Atlanta attorney Linley Jones, who filed the bar complaint against Coulter on Arnett’s behalf six years ago, celebrated the ruling Monday.

Jones said she filed the complaint because Coulter was “taking money for outrageous amounts of unearned legal fees” from Arnett, who over time had entrusted the attorney with handling many of his financial matters.

In addition, Coulter “had set up multiple accounts that appeared to be established in order to conceal that,” Jones explained. More than 100 works of art belonging to Arnett migrated from an art warehouse to Coulter’s law office without Arnett’s knowledge, she said. Coulter had access to that warehouse.

The opinion noted that Coulter secured $850,000 in artwork  as collateral for what he claimed were legal fees. Coulter acknowledged in disciplinary filings that the artwork was all done by Dial and that pieces were to cover owed and future fees.
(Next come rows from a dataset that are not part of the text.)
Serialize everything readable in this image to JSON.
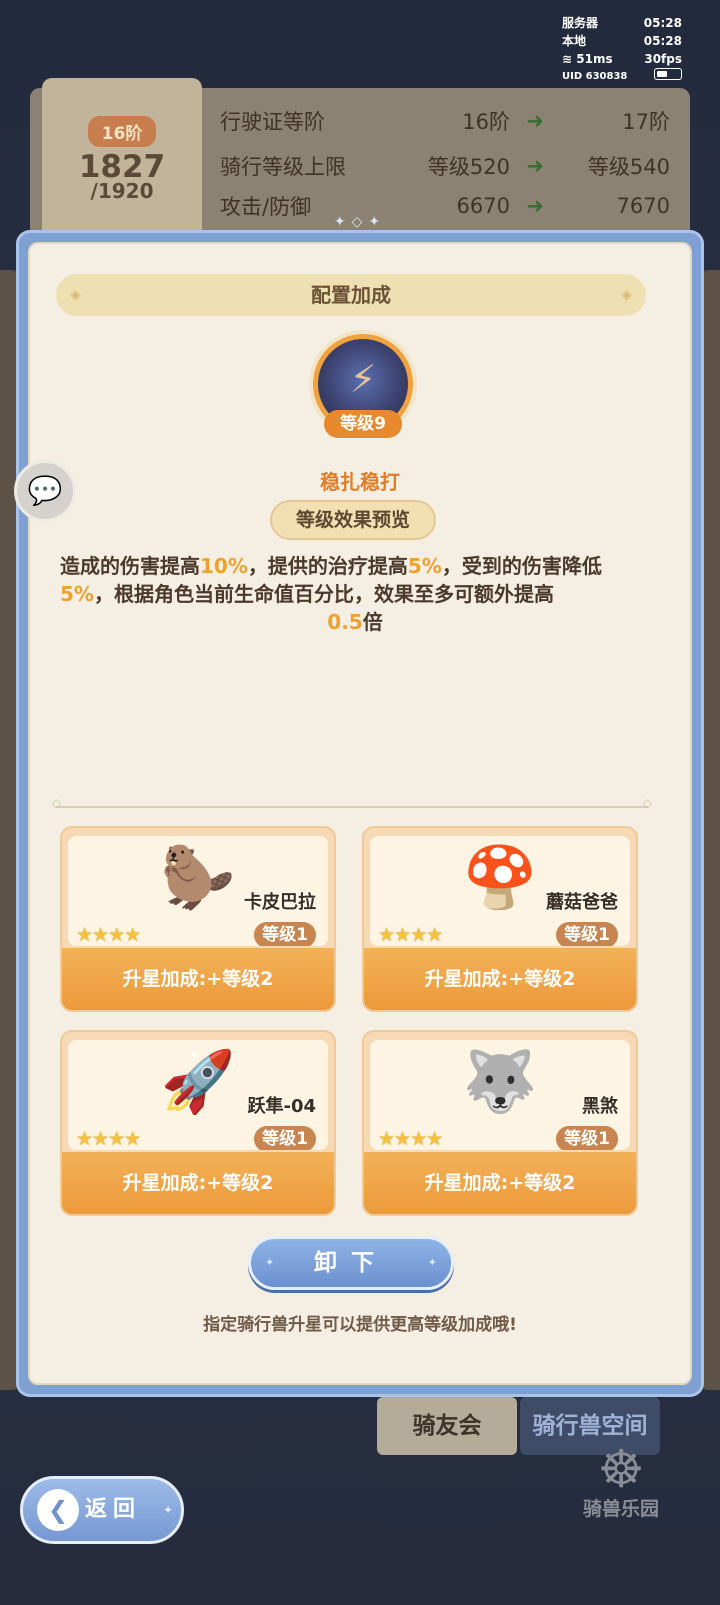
{
  "status": {
    "server_label": "服务器",
    "server_time": "05:28",
    "local_label": "本地",
    "local_time": "05:28",
    "ping": "51ms",
    "fps": "30fps",
    "uid": "UID 630838"
  },
  "background": {
    "tier": "16阶",
    "progress_current": "1827",
    "progress_total": "/1920",
    "stats": [
      {
        "label": "行驶证等阶",
        "from": "16阶",
        "to": "17阶"
      },
      {
        "label": "骑行等级上限",
        "from": "等级520",
        "to": "等级540"
      },
      {
        "label": "攻击/防御",
        "from": "6670",
        "to": "7670"
      }
    ]
  },
  "modal": {
    "title": "配置加成",
    "skill": {
      "level": "等级9",
      "name": "稳扎稳打",
      "preview_label": "等级效果预览",
      "desc_parts": [
        "造成的伤害提高",
        "10%",
        "，提供的治疗提高",
        "5%",
        "，受到的伤害降低",
        "5%",
        "，根据角色当前生命值百分比，效果至多可额外提高",
        "0.5",
        "倍"
      ]
    },
    "mounts": [
      {
        "name": "卡皮巴拉",
        "level": "等级1",
        "stars": "★★★★",
        "bonus": "升星加成:+等级2",
        "icon": "capybara-icon"
      },
      {
        "name": "蘑菇爸爸",
        "level": "等级1",
        "stars": "★★★★",
        "bonus": "升星加成:+等级2",
        "icon": "mushroom-icon"
      },
      {
        "name": "跃隼-04",
        "level": "等级1",
        "stars": "★★★★",
        "bonus": "升星加成:+等级2",
        "icon": "jet-icon"
      },
      {
        "name": "黑煞",
        "level": "等级1",
        "stars": "★★★★",
        "bonus": "升星加成:+等级2",
        "icon": "mecha-dog-icon"
      }
    ],
    "unload_label": "卸下",
    "hint": "指定骑行兽升星可以提供更高等级加成哦!"
  },
  "tabs": {
    "club": "骑友会",
    "space": "骑行兽空间",
    "park": "骑兽乐园"
  },
  "back_label": "返回"
}
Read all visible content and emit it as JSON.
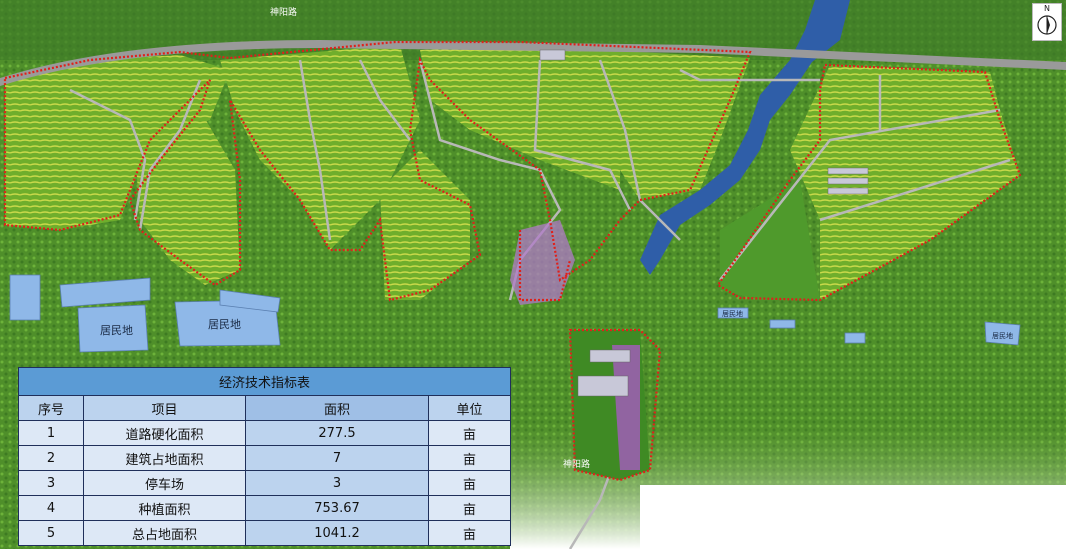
{
  "map": {
    "road_label_top": "神阳路",
    "road_label_bottom": "神阳路",
    "residential_labels": [
      "居民地",
      "居民地"
    ],
    "residential_small_labels": [
      "居民地",
      "居民地"
    ],
    "compass_letter": "N",
    "colors": {
      "boundary": "#e0201a",
      "road": "#9a9a9a",
      "water": "#2f5ea8",
      "residential": "#8fb8e8",
      "vegetation": "#5c9a2e"
    }
  },
  "table": {
    "title": "经济技术指标表",
    "headers": [
      "序号",
      "项目",
      "面积",
      "单位"
    ],
    "rows": [
      {
        "no": "1",
        "item": "道路硬化面积",
        "area": "277.5",
        "unit": "亩"
      },
      {
        "no": "2",
        "item": "建筑占地面积",
        "area": "7",
        "unit": "亩"
      },
      {
        "no": "3",
        "item": "停车场",
        "area": "3",
        "unit": "亩"
      },
      {
        "no": "4",
        "item": "种植面积",
        "area": "753.67",
        "unit": "亩"
      },
      {
        "no": "5",
        "item": "总占地面积",
        "area": "1041.2",
        "unit": "亩"
      }
    ]
  }
}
The artwork was eventually recovered from Coulter, Jones said.

Arnett trusted Coulter “and should have been able to trust him,” Jones said. “He was a lawyer with fiduciary obligations. Mr. Arnett never questioned that he [Coulter] was acting against his best interest.”

Jones said Coulter’s disbarment was particularly gratifying, as it came on the heels of the New York Metropolitan Museum of Art’s opening for an exhibition for paintings Arnett originally acquired and that became part of an extensive collection held by the Souls Grown Deep Foundation Arnett established.

That exhibition, “History Refused to Die,” opened May 22 and includes more than 30 paintings, sculptures, drawing and quilts that Souls Grown Deep donated to the Met.

“It was a remarkable turn of events,” said Jones, a member of the foundation’s board. “We are glad to finally see justice served.”

Coulter could not be reached for comment. In formal responses filed during the bar investigation, Coulter said Arnett typically owed him “substantial sums” of unpaid fees.

Coulter said he and Arnett “had constant communications regarding how the unpaid invoices would be paid, secured or protected,” and that Arnett “occasionally” gave him authority to make partial payments to the law firm through Arnett’s accounts.

Arnett’s art sales “supported the payments made to the law firm,” Coulter contended, adding that the payments were sometimes negotiated as percentages from specific sales.

Coulter did acknowledge that, after 2008, he did not mail billing statements or invoices to Arnett, did not keep complete records of all of Arnett’s funds and “did not always promptly notify the Arnetts of my receipt of funds in which one or more of them had an interest.”

According to Monday’s ruling, Coulter first represented Arnett in a landlord-tenant dispute and a personal tax matter in 2003. He also represented Dial and Arnett’s late wife. Coulter’s representation of Arnett subsequently expanded to include dozens of Arnett’s personal and business matters, including depositing, transferring and disbursing Arnett’s funds in connection with a number of his businesses.

According to the ruling, while Arnett knew of some of the accounts Coulter opened on his behalf, he was unaware of others, including accounts where Coulter was the sole signer.

“Coulter concedes these accounts were not approved lawyer-trust accounts and that they held only funds related to the client and his businesses, yet Coulter transferred funds from or through [Arnett’s] accounts to his operating account as payment of attorney fees,” the opinion said.

In 2011 alone, Coulter handled more than $1 million belonging to Arnett using 12 different bank accounts. That was more than half of Arnett’s annual revenue, according to the opinion. Coulter then paid himself over $400,000 in fees from those accounts but failed to provide Arnett with any billing invoices for work allegedly performed after 2008.

In 2011, two of Coulter’s former associates printed a set of invoices from the firm’s billing system and gave them to Arnett, the opinion said. Those invoices “contained substantial discrepancies that Coulter could not explain,” the opinion said. The two associates also filed bar complaints against Coulter, which were resolved, along with Arnett’s, by Coulter’s disbarment.

Coulter’s disbarment is the third time he has faced disciplinary action by the bar and the high court. Coulter received a letter of admonition in 2003 and was given a public reprimand in 2017.